                              4180 Joules   0.454 Kg      Watt
Another way to write that is:

                              Kg - Deg. C      1          Joule
  X Deg. C = another thing *  ----------- * -------- * ------------
                              4180 Joules   0.454 Kg   Watt*second
Joules and Kg cancel out; now let's get rid of Watts and seconds in the next step:

              Kg - Deg. C      1          Joule
  X Deg. C =  ----------- * -------- * ------------ * 750 Watts * 120 Seconds
              4180 Joules   0.454 Kg   Watt*second

All the units now cancel on the right hand side of the equation leaving Degrees Celsius. So the answer is : 750 * 120 / 4180 / 0.454 = 47.425 Degrees Celsius increase in temperature! In the real world, "your mileage may vary." Try and think why that could be.

Friday, December 11, 2009

Renewable Energy using Hot Air!

Renewable Energy using Hot Air!
[not involving politicians]

The U.S. needs more energy as well as a need for more jobs.

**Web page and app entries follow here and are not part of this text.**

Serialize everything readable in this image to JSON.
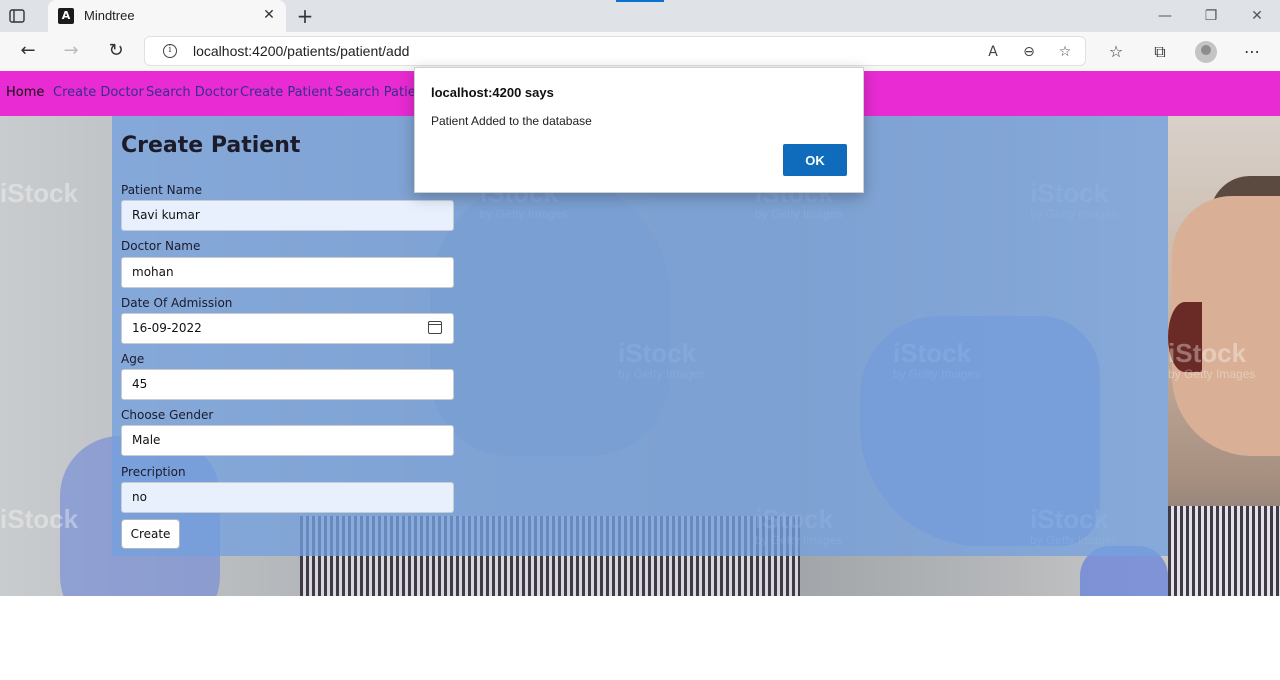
{
  "browser": {
    "tab_title": "Mindtree",
    "url": "localhost:4200/patients/patient/add",
    "new_tab": "+",
    "close_tab": "✕"
  },
  "nav": {
    "items": [
      {
        "label": "Home",
        "active": true
      },
      {
        "label": "Create Doctor"
      },
      {
        "label": "Search Doctor"
      },
      {
        "label": "Create Patient"
      },
      {
        "label": "Search Patient"
      }
    ]
  },
  "form": {
    "title": "Create Patient",
    "fields": [
      {
        "label": "Patient Name",
        "value": "Ravi kumar"
      },
      {
        "label": "Doctor Name",
        "value": "mohan"
      },
      {
        "label": "Date Of Admission",
        "value": "16-09-2022"
      },
      {
        "label": "Age",
        "value": "45"
      },
      {
        "label": "Choose Gender",
        "value": "Male"
      },
      {
        "label": "Precription",
        "value": "no"
      }
    ],
    "submit_label": "Create"
  },
  "background": {
    "watermark_brand": "iStock",
    "watermark_sub": "by Getty Images"
  },
  "dialog": {
    "title": "localhost:4200 says",
    "message": "Patient Added to the database",
    "ok_label": "OK"
  },
  "colors": {
    "nav_bg": "#e82bd2",
    "overlay": "#73a0de",
    "ok_button": "#0f6cbd"
  }
}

Combining these areas with an alternate, renewable energy producer may be of interest to someone.

To improve the U.S.’s energy position, and provide jobs in the “green” sector, I would like to bring to your attention to the concept of the Solar Updraft Tower, .
Isidoro Cabanyes first proposed the concept of a solar chimney in 1903 in the magazine “Electrical Energy.”
In 1982 an experimental tower was built in Manzanares, Spain, about 150 km/95 miles south of Madrid.  While intended to only operate for approximately 3 years, it did in fact produce up to 50kW until 1989.
Unlike a lot of experimental technology, this one has produced power and as predicted.  The research data is available for study and advancement.  A summary of the results of the experimental tower is in “The Solar Chimney: Electricity from the Sun” by Jorg Schlaig. This paper suggests some quite interesting variations on how to develop and use the concept.

My suggestion is that the U.S. explore making use of this off-the-shelf technology to produce power for the U.S.’s energy users.  I’m not unaware that the initial tower[s] will be part experimental, as well as part of the energy grid of the US. 
As with all such projects, the capital costs for such projects will most likely be high, though the upkeep and maintenance of the Solar Updraft Towers will be quite low.  A 5MW tower would cost in the neighborhood of 60 Million dollars , less than the cost of a comparable coal-fired plant, and far more "green." It would produce power at the cost of about 5¢ per kWh.

My suggestion to increase the incentive to build such a project, would be to allow a company to write off the capital expenses in, say 5 years, using accelerated depreciation.  This assumes the Solar Updraft Tower would be built to last & produce power for at least 40 years.  
Where to put the towers?  I would suggest the desert areas of the US southwest.  The project would consist of a series of towers.  Each succeeding tower would initiate construction about 3 years after ground is broken for the
previous tower.  Each new tower would build on and incorporate new technologies and materials as well as adapting to any challenges appearing during construction and operation of the previous towers.  Using knowledge gained,
each succeeding tower would be larger than the previous: 5 MW, 30 MW, 100 MW and 200 MW.  Larger towers are possible as well. 

In 25 years since the Spanish tower was built and operated, not only have wind turbines improved, but so have the materials needed to build a Solar Updraft Tower.  They will continue to improve over the coming years.

So why isn’t anything being done?
Thank you for hearing me out.

Yours sincerely, 
Mr. jan howard finder
164 Williamsburg Court
Albany, NY 12203-5506, USA
jan "dot" finder  "at"  gmail "dot" com